Our dose of fantasy and excess came at home, where the pleasure principle ruled, at least on Christmas, and my parents delivered a blast of late-twentieth-century consumer indulgence to offset Granny’s old-fashioned restraint. At our house the holiday wasn’t centered on ritual; it was about stuff, the more the better. We’d drive back to our house on Christmas Eve and do a perfunctory reading from the Gospel of Luke, and then we kids would trot off to bed knowing that our last holiday duty was done and the real celebration was about to commence.
Our aluminum tree, bathed in the sweet light of its rotating color wheel, was still bare of presents, but that didn’t worry us at all. Mom would leave out milk and cookies for the fat man, and when we got up, usually well before dawn (none of this waiting around till a reasonable hour), we would discover that he’d brought us a ridiculous and expensive pile of loot. If there was a hot toy of the moment, we got it. Anything we’d been begging for—a ballerina doll, a bike, a telescope, a chemistry set—would be there. We tore into it all like little maniacs, ferocious in our lust to possess.
My brothers were older and probably already hip to Santa Claus, but the illusion was maintained for my benefit. Everyone insisted that Santa was responsible for all the fabulous toys, and the remains of the milk and cookies were there by the tree to prove it was so. Magic had happened. The only prosaic note on Christmas morning was the hovering presence of my exhausted mother, who stood there in her nightgown smiling wearily on our orgy. When the sun came up, she’d go in the kitchen and toast Pop Tarts or bake iced cinnamon rolls from a can—the food of the gods, as far as my brothers and I were concerned. Later on there’d be a standard Christmas meal, but the house was filled with candy, nuts, chips, etc., and we were free to gorge on whatever we wanted.

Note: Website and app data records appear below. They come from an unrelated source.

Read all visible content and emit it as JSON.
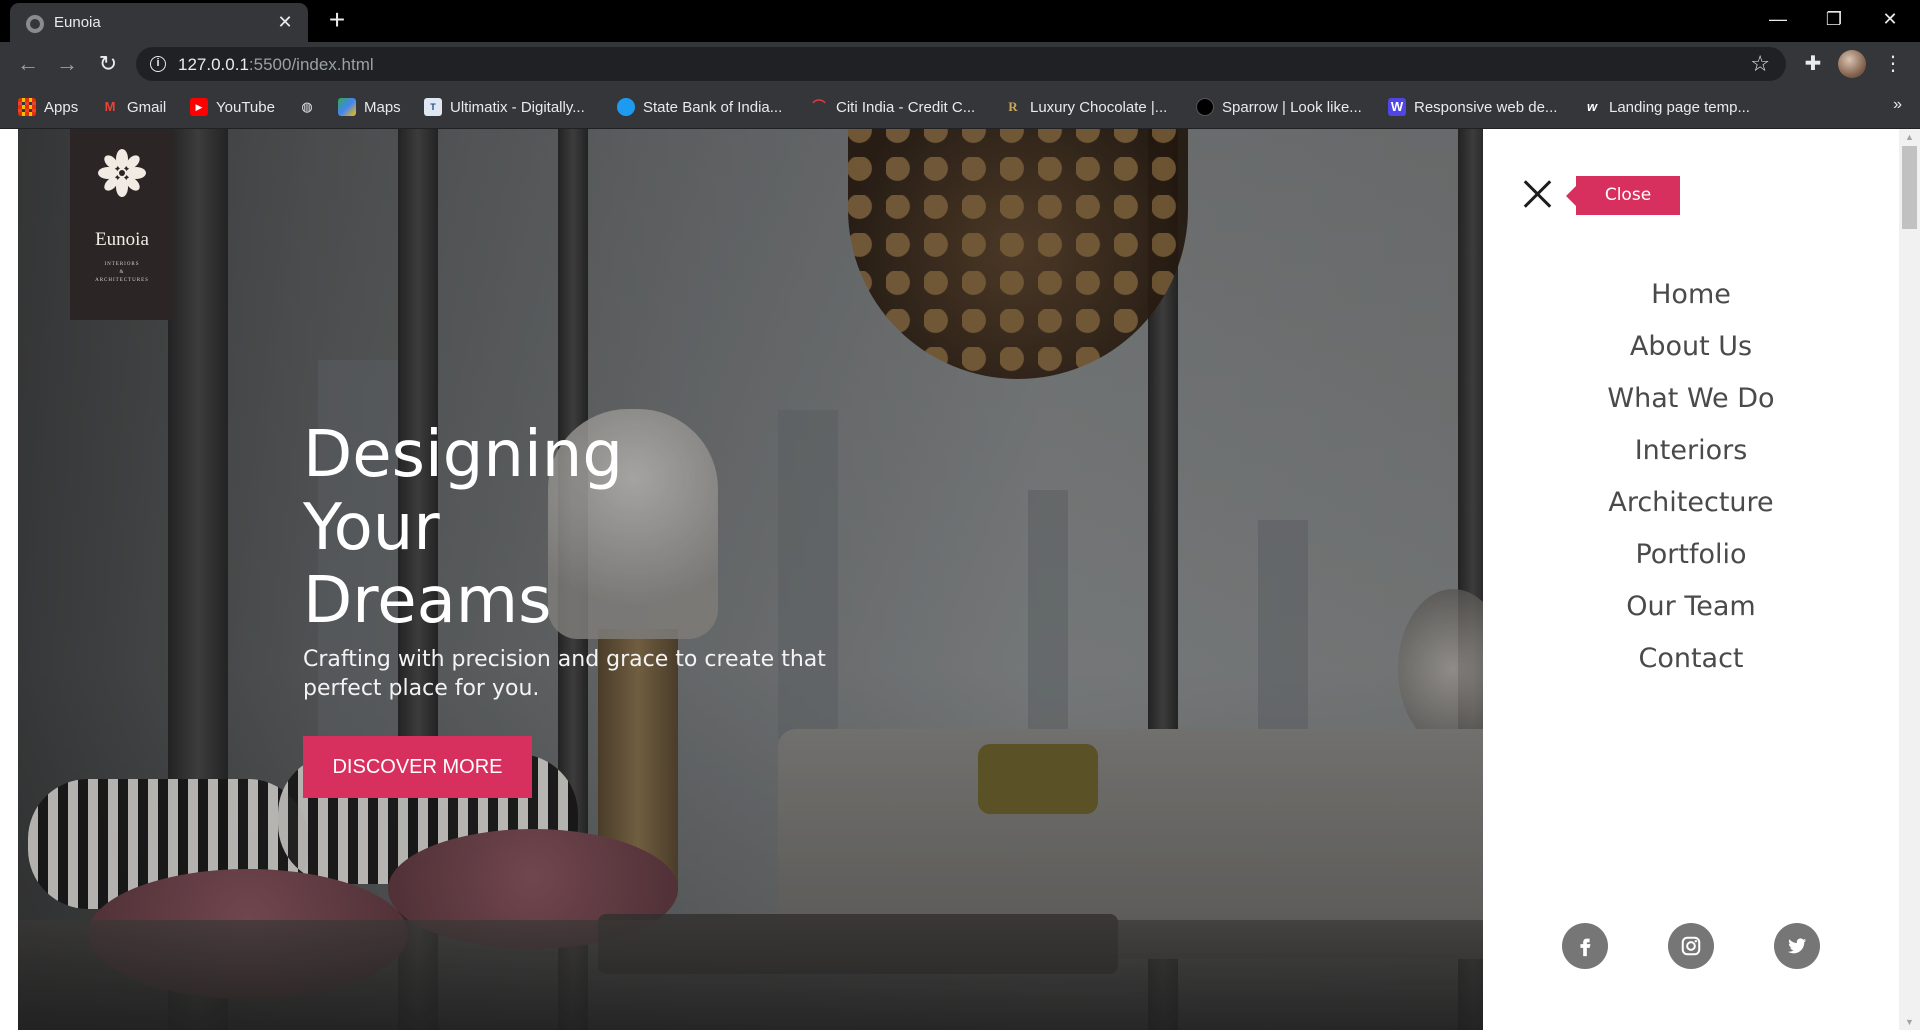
{
  "browser": {
    "tab_title": "Eunoia",
    "url_host": "127.0.0.1",
    "url_path": ":5500/index.html",
    "bookmarks": [
      {
        "label": "Apps",
        "icon": "apps-grid-icon"
      },
      {
        "label": "Gmail",
        "icon": "gmail-icon"
      },
      {
        "label": "YouTube",
        "icon": "youtube-icon"
      },
      {
        "label": "",
        "icon": "globe-icon"
      },
      {
        "label": "Maps",
        "icon": "maps-icon"
      },
      {
        "label": "Ultimatix - Digitally...",
        "icon": "tata-icon"
      },
      {
        "label": "State Bank of India...",
        "icon": "sbi-icon"
      },
      {
        "label": "Citi India - Credit C...",
        "icon": "citi-icon"
      },
      {
        "label": "Luxury Chocolate |...",
        "icon": "r-icon"
      },
      {
        "label": "Sparrow | Look like...",
        "icon": "sparrow-icon"
      },
      {
        "label": "Responsive web de...",
        "icon": "w-icon"
      },
      {
        "label": "Landing page temp...",
        "icon": "w-logo-icon"
      }
    ]
  },
  "logo": {
    "name": "Eunoia",
    "sub_line1": "INTERIORS",
    "sub_line2": "&",
    "sub_line3": "ARCHITECTURES"
  },
  "hero": {
    "title_line1": "Designing",
    "title_line2": "Your",
    "title_line3": "Dreams",
    "subtitle": "Crafting with precision and grace to create that perfect place for you.",
    "cta_label": "DISCOVER MORE"
  },
  "sidemenu": {
    "close_label": "Close",
    "items": [
      "Home",
      "About Us",
      "What We Do",
      "Interiors",
      "Architecture",
      "Portfolio",
      "Our Team",
      "Contact"
    ],
    "social": [
      "facebook-icon",
      "instagram-icon",
      "twitter-icon"
    ]
  },
  "colors": {
    "accent": "#d8305e",
    "logo_bg": "#2b2526",
    "menu_text": "#4a4a4a",
    "social_bg": "#767676"
  }
}
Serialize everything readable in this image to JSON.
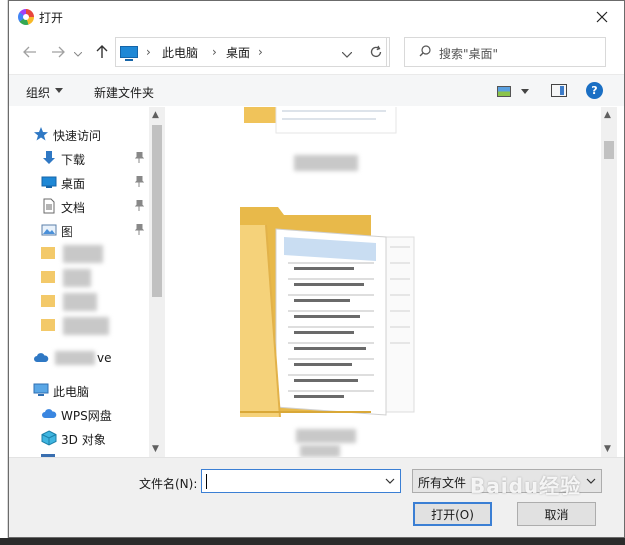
{
  "window": {
    "title": "打开"
  },
  "address": {
    "crumbs": [
      "此电脑",
      "桌面"
    ],
    "search_placeholder": "搜索\"桌面\""
  },
  "toolbar": {
    "organize_label": "组织",
    "new_folder_label": "新建文件夹"
  },
  "nav_pane": {
    "quick_access": "快速访问",
    "pinned": [
      {
        "label": "下载",
        "icon": "download-icon"
      },
      {
        "label": "桌面",
        "icon": "desktop-icon"
      },
      {
        "label": "文档",
        "icon": "document-icon"
      },
      {
        "label": "图片",
        "icon": "picture-icon"
      }
    ],
    "onedrive_suffix": "ve",
    "this_pc": "此电脑",
    "wps_cloud": "WPS网盘",
    "objects_3d": "3D 对象"
  },
  "bottom": {
    "filename_label": "文件名(N):",
    "filename_value": "",
    "filetype_value": "所有文件",
    "open_button": "打开(O)",
    "cancel_button": "取消"
  },
  "watermark_text": "Baidu经验",
  "colors": {
    "accent": "#3b7fd4",
    "folder": "#f3c969",
    "help": "#1a6fc4"
  }
}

There was a dark side to our pleasure that was unacknowledged but recognized, I think, by everybody in the household. My parents were very unhappy with each other and would become more so. My father drank, and my mother was almost always sad or quietly angry. My brothers and I were not oblivious to the tension between them. We all had a sense that the overblown Christmas was, at least in part, a way to camouflage a lot of emotional misery. Santa was not the only illusion being maintained. Years later, my mother told me about how my father had gone off drinking late on one of those Christmas Eves with most of our gifts still in the trunk of the car, leaving her at home to wonder what she would tell us when we got up and found next to nothing under the tree. He returned just in time, and we were never the wiser. It was always a bit of a high-wire act, my parents’ magic.
This is where I’m supposed to say that our glitzy Christmas was sorrowful and empty, even crass, and that Granny’s traditions were homely but loving and authentic. The truth is I wish every child on Earth could wallow in fantastic extravagance once a year, and I wish every child could know what it’s like to have a family intact enough to guard traditions. Both our Christmases were wonderful and awful, and both were false in their way—performances, pantomimes of happiness, done out of love. I treasure the memory of all of it. Even the oysters.
Maria Browning is a fifth-generation Tennessean who grew up in Erin and Nashville. A graduate of Mount Holyoke College, she has attended the Clothesline School of Writing in Chicago, the Moss Workshop with Richard Bausch at the University of Memphis, and the Sewanee Writers’ Conference. She lives in White Bluff.